:: Information given
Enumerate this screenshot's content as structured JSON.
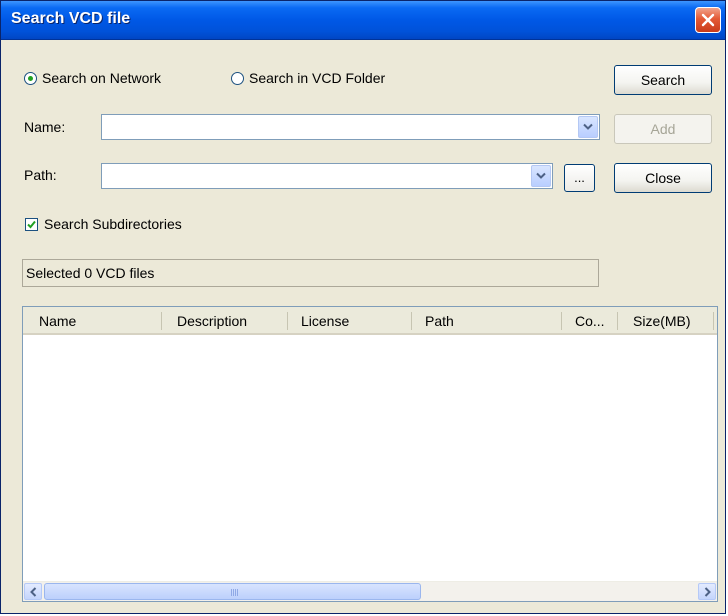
{
  "window": {
    "title": "Search VCD file"
  },
  "search_mode": {
    "option_network": "Search on Network",
    "option_folder": "Search in VCD Folder",
    "selected": "network"
  },
  "buttons": {
    "search": "Search",
    "add": "Add",
    "close": "Close",
    "browse": "..."
  },
  "name_field": {
    "label": "Name:",
    "value": ""
  },
  "path_field": {
    "label": "Path:",
    "value": ""
  },
  "subdirectories": {
    "label": "Search Subdirectories",
    "checked": true
  },
  "status": {
    "text": "Selected 0 VCD files"
  },
  "list": {
    "columns": [
      "Name",
      "Description",
      "License",
      "Path",
      "Co...",
      "Size(MB)"
    ],
    "rows": []
  },
  "icons": {
    "close": "close-icon",
    "dropdown": "chevron-down-icon",
    "scroll_left": "arrow-left-icon",
    "scroll_right": "arrow-right-icon",
    "check": "check-icon"
  },
  "colors": {
    "titlebar": "#0058e6",
    "close_button": "#e45a36",
    "window_bg": "#ece9d8",
    "radio_dot": "#21a121",
    "checkmark": "#21a121"
  }
}
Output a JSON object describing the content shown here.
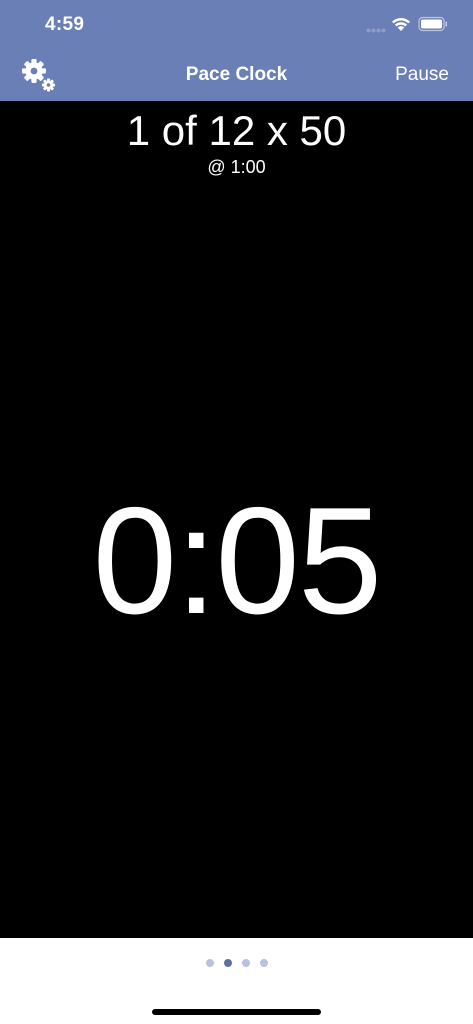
{
  "status_bar": {
    "time": "4:59"
  },
  "nav": {
    "title": "Pace Clock",
    "pause_label": "Pause",
    "settings_icon": "gear-icon"
  },
  "workout": {
    "set_progress": "1 of 12 x 50",
    "interval": "@ 1:00",
    "timer": "0:05"
  },
  "pager": {
    "page_count": 4,
    "active_page": 2
  },
  "colors": {
    "header": "#6a7fb5",
    "background": "#000000",
    "text": "#ffffff",
    "dot_active": "#5c6fa6",
    "dot_inactive": "#b9c2da"
  }
}
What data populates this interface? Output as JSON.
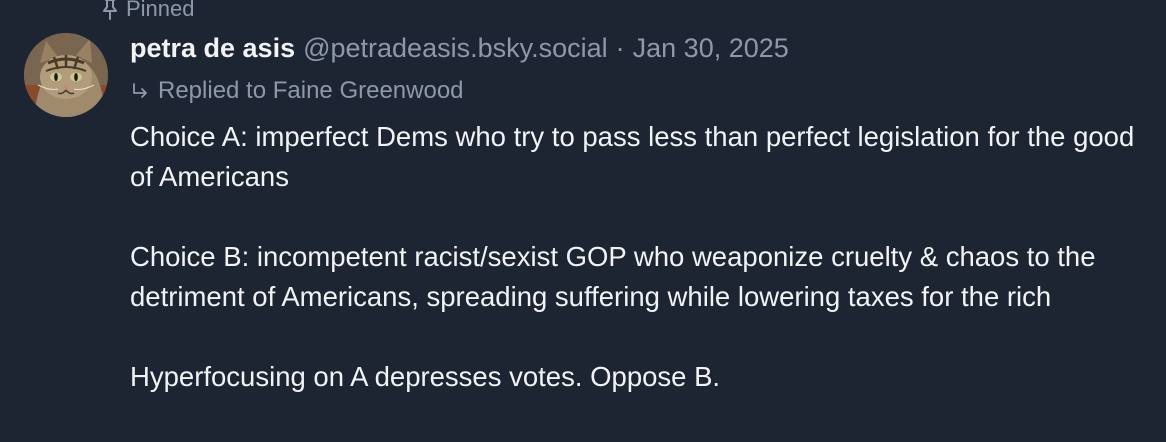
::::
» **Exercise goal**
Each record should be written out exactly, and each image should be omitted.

» **Answer area**
Enumerate this screenshot's content as structured JSON.
{
  "window": {
    "title": "Search VCD file"
  },
  "search_mode": {
    "option_network": "Search on Network",
    "option_folder": "Search in VCD Folder",
    "selected": "network"
  },
  "buttons": {
    "search": "Search",
    "add": "Add",
    "close": "Close",
    "browse": "..."
  },
  "name_field": {
    "label": "Name:",
    "value": ""
  },
  "path_field": {
    "label": "Path:",
    "value": ""
  },
  "subdirectories": {
    "label": "Search Subdirectories",
    "checked": true
  },
  "status": {
    "text": "Selected 0 VCD files"
  },
  "list": {
    "columns": [
      "Name",
      "Description",
      "License",
      "Path",
      "Co...",
      "Size(MB)"
    ],
    "rows": []
  },
  "icons": {
    "close": "close-icon",
    "dropdown": "chevron-down-icon",
    "scroll_left": "arrow-left-icon",
    "scroll_right": "arrow-right-icon",
    "check": "check-icon"
  },
  "colors": {
    "titlebar": "#0058e6",
    "close_button": "#e45a36",
    "window_bg": "#ece9d8",
    "radio_dot": "#21a121",
    "checkmark": "#21a121"
  }
}
Output a JSON object describing the content shown here.
{
  "status_bar": {
    "time": "4:59"
  },
  "nav": {
    "title": "Pace Clock",
    "pause_label": "Pause",
    "settings_icon": "gear-icon"
  },
  "workout": {
    "set_progress": "1 of 12 x 50",
    "interval": "@ 1:00",
    "timer": "0:05"
  },
  "pager": {
    "page_count": 4,
    "active_page": 2
  },
  "colors": {
    "header": "#6a7fb5",
    "background": "#000000",
    "text": "#ffffff",
    "dot_active": "#5c6fa6",
    "dot_inactive": "#b9c2da"
  }
}
What data populates this interface? Output as JSON.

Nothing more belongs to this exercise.